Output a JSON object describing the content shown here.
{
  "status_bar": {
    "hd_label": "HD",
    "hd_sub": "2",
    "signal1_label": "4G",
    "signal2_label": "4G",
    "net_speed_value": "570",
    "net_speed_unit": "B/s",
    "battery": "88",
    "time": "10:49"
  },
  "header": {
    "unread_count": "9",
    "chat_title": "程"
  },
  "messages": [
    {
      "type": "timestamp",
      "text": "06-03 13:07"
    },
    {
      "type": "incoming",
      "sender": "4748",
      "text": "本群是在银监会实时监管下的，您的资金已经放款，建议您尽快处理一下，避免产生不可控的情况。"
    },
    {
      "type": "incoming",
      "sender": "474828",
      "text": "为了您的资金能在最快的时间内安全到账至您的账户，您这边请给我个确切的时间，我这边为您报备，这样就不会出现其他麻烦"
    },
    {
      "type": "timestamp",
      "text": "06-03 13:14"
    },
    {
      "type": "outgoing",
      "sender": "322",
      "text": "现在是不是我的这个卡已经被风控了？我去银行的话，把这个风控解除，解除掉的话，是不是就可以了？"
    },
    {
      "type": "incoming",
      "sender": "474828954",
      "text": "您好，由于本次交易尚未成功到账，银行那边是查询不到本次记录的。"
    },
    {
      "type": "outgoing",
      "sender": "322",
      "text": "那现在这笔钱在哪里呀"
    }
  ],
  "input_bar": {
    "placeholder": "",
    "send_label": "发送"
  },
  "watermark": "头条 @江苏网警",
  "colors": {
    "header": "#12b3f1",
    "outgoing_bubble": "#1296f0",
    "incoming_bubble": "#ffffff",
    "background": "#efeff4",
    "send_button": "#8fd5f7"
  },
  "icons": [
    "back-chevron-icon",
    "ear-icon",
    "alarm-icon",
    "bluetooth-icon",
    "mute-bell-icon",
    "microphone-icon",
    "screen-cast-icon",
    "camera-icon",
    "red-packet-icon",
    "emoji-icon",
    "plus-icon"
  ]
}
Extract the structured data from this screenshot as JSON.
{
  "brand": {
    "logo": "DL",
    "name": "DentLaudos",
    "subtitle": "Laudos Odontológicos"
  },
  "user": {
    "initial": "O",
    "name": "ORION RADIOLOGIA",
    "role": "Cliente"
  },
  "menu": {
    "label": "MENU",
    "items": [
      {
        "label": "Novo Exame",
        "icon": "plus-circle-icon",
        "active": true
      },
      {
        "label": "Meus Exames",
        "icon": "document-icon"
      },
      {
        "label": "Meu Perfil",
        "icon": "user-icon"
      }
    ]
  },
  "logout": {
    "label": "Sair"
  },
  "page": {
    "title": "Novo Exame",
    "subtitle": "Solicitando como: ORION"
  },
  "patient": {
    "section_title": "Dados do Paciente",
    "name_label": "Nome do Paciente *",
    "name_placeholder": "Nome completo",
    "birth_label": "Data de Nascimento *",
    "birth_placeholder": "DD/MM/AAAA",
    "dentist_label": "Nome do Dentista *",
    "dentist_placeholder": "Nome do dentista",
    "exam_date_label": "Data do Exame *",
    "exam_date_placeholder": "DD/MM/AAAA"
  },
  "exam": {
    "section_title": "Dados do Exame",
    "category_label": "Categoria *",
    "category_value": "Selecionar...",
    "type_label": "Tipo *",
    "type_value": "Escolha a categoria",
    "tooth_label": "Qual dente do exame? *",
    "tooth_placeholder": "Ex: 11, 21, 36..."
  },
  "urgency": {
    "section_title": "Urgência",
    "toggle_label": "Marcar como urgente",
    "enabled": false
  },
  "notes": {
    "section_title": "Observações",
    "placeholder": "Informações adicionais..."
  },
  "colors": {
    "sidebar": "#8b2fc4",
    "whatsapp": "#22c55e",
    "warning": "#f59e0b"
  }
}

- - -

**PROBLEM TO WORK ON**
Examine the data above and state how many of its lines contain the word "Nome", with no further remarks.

**RESULT OF THE EXERCISE**
4